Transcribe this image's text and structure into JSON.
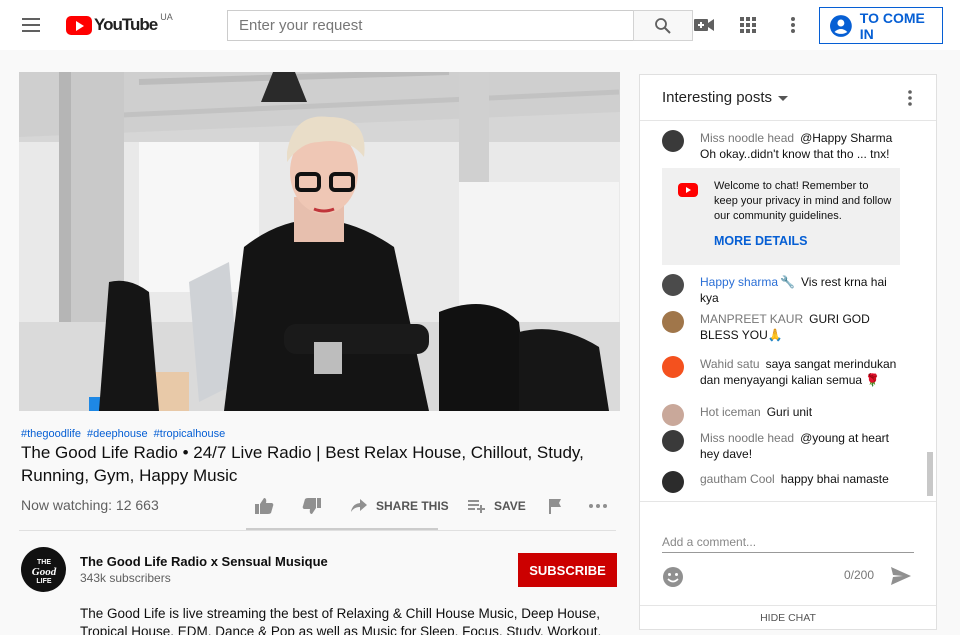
{
  "header": {
    "logo_text": "YouTube",
    "region": "UA",
    "search_placeholder": "Enter your request",
    "sign_in_label": "TO COME IN",
    "brand_color": "#ff0000",
    "accent_color": "#065fd4"
  },
  "video": {
    "hashtags": [
      "#thegoodlife",
      "#deephouse",
      "#tropicalhouse"
    ],
    "title": "The Good Life Radio • 24/7 Live Radio | Best Relax House, Chillout, Study, Running, Gym, Happy Music",
    "views": "Now watching: 12 663",
    "share_label": "SHARE THIS",
    "save_label": "SAVE"
  },
  "channel": {
    "name": "The Good Life Radio x Sensual Musique",
    "subscribers": "343k subscribers",
    "subscribe_label": "SUBSCRIBE",
    "description": "The Good Life is live streaming the best of Relaxing & Chill House Music, Deep House, Tropical House, EDM, Dance & Pop as well as Music for Sleep, Focus, Study, Workout, Gym"
  },
  "chat": {
    "title": "Interesting posts",
    "messages": [
      {
        "author": "Miss noodle head",
        "text": "@Happy Sharma Oh okay..didn't know that tho ... tnx!"
      },
      {
        "author": "Happy sharma",
        "badge": "🔧",
        "text": "Vis rest krna hai kya"
      },
      {
        "author": "MANPREET KAUR",
        "text": "GURI GOD BLESS YOU🙏"
      },
      {
        "author": "Wahid satu",
        "text": "saya sangat merindukan dan menyayangi kalian semua 🌹"
      },
      {
        "author": "Hot iceman",
        "text": "Guri unit"
      },
      {
        "author": "Miss noodle head",
        "text": "@young at heart hey dave!"
      },
      {
        "author": "gautham Cool",
        "text": "happy bhai namaste"
      }
    ],
    "welcome_text": "Welcome to chat! Remember to keep your privacy in mind and follow our community guidelines.",
    "welcome_link": "MORE DETAILS",
    "input_placeholder": "Add a comment...",
    "char_count": "0/200",
    "hide_label": "HIDE CHAT"
  }
}
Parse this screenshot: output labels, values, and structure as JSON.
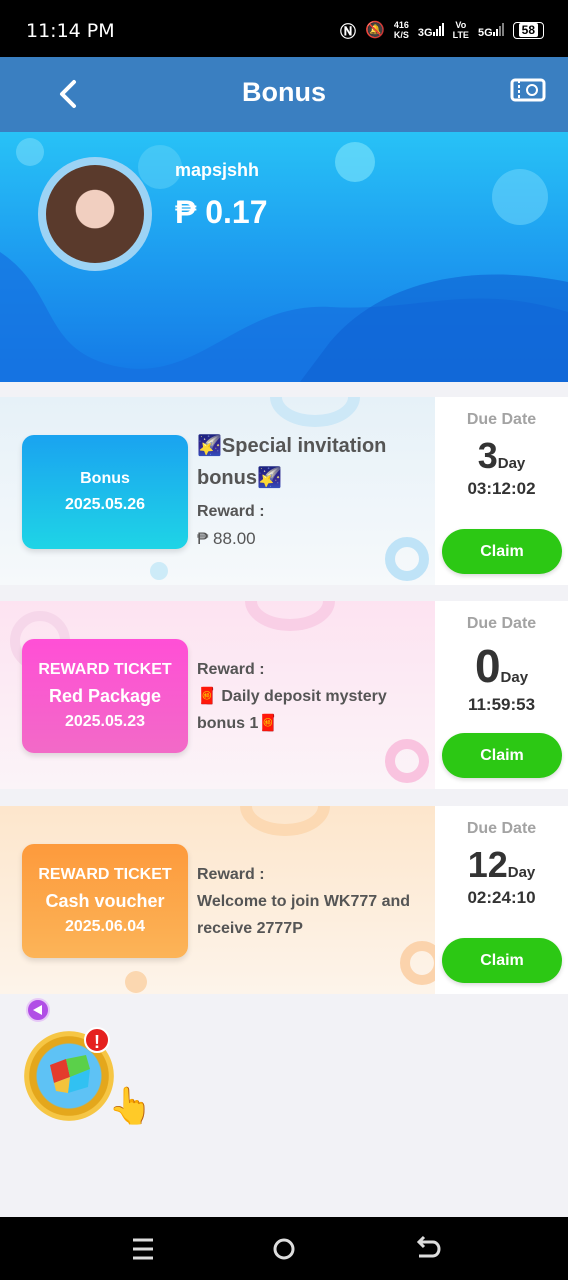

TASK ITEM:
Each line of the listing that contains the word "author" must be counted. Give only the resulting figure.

RESULT OF THIS TASK:
7